Over the weekend, Los Angeles Times critic Kenneth Turan decried the sorry state of summer movies and closed by pointing out that the best movie he’s seen in awhile was made for TV, HBO’s “Temple Grandin.”

Now New York Times film critic A.O. Scott has sounded a similar theme, in a piece titled, “Are Films Bad, or Is TV Just Better?

Scott takes almost half the piece to get to the most provocative part of his premise — or at least, to reinforce the title. But then he weighs in with this:

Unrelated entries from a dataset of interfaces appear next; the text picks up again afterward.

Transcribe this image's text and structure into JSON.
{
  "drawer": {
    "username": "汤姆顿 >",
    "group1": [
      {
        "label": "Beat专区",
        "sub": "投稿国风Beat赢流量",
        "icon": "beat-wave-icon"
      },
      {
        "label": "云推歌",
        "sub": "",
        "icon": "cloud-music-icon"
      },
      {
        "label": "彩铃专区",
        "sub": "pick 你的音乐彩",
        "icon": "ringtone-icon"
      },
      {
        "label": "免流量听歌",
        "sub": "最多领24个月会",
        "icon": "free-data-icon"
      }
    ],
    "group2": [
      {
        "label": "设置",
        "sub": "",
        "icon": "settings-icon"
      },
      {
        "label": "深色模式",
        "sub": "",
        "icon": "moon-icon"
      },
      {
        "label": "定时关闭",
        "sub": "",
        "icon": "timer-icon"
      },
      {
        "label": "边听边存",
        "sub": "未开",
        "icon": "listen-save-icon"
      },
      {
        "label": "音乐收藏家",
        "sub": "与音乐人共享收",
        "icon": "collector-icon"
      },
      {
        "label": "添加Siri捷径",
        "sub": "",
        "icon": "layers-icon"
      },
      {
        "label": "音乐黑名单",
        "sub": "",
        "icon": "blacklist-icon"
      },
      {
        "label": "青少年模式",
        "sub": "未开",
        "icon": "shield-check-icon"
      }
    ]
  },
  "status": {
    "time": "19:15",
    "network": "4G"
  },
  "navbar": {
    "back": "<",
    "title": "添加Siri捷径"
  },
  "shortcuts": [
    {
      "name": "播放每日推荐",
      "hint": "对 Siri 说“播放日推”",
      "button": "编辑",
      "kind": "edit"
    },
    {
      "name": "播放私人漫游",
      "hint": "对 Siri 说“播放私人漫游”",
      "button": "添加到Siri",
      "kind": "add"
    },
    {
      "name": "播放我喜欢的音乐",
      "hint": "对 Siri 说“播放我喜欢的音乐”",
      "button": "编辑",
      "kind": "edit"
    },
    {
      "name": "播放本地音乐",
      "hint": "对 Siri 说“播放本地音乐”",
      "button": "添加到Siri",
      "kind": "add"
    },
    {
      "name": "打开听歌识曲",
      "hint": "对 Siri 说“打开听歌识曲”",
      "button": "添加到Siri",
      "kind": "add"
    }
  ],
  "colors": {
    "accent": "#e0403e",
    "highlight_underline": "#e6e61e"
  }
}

The salient question is this: Will any of the movies surfacing this fall
provoke the kind of conversation that television series routinely do,
breaking beyond niches into something larger? This bad summer movie
season, in what seems to be one of the best television years ever,
reinforces a suspicion that has been brewing for some time. Television, a
business with its own troubles, is nonetheless able to inspire loyal
devotion among viewers, to sustain virtual water-cooler rehashes on
dozens of Web sites and to hold a fun-house mirror up to reality as
movies rarely do.

Look back over the past decade. How many films have approached the moral
complexity and sociological density of “The Sopranos” or “The Wire”?
Engaged recent American history with the verve and insight of “Mad Men”? Turned indeterminacy and ambiguity into high entertainment with the conviction of “Lost”?
Addressed modern families with the sharp humor and sly warmth of
“Modern Family”? Look at “Glee,” and then try to think of any big-screen
teen comedy or musical — or, for that matter, movie set in Ohio — that
manages to be so madly satirical with so little mean-spiritedness.

I swear, I’m not trying to horn in on my colleagues’ territory. But the
traditional relationship between film and television has reversed, as
American movies have become conservative and cautious, while scripted
series, on both broadcast networks and cable, are often more daring,
topical and willing to risk giving offense.

This may represent not an aesthetic fault line, but rather a corporate
division of labor, since the television networks and the movie studios
belong to the same conglomerates, and there is frequent crossover among
executives and producers as well as directors, actors and writers. And
looked at from another angle — from your couch to the living room wall,
say, or from your armchair to the laptop or other mobile electronic
device in your hand — the distinction between movies and television
grows more tenuous every day. The most interesting, provocative and
surprising movies of the coming season may well reach you through video
on demand or Internet streaming, playing in only a handful of theaters
so that critics can have a chance to spread the word about them.

He’s onto something, although it’s not really “news” to anyone who’s been paying attention. Prior to the Oscars, I pointed out that TV — unlike movies — would have no problem fielding 10 deserving “best” nominees for a full year.

Still, the idea that movie critics — always a little snobby about their preferred field, frankly — are recognizing this shift reinforces that TV, with its episodic approach and niche audiences, can tackle subjects and material in a way that is scratching the itch that was once occupied by “adult-oriented” movies. And just wait till some of these film critics get a look at “Boardwalk Empire,” HBO’s new drama that counts Martin Scorsese among its producers.

Years ago a TV producer said to me, “Movies are bigger. They win.” And yes, to quote an old billboard, size matters.

But bigger can mean “Avatar,” or it can mean “Godzilla” and “Transformers: Revenge of the Fallen.” And those are pretty good reasons to stay home and watch “Breaking Bad,” “Dexter,” or a lot of other things on TV.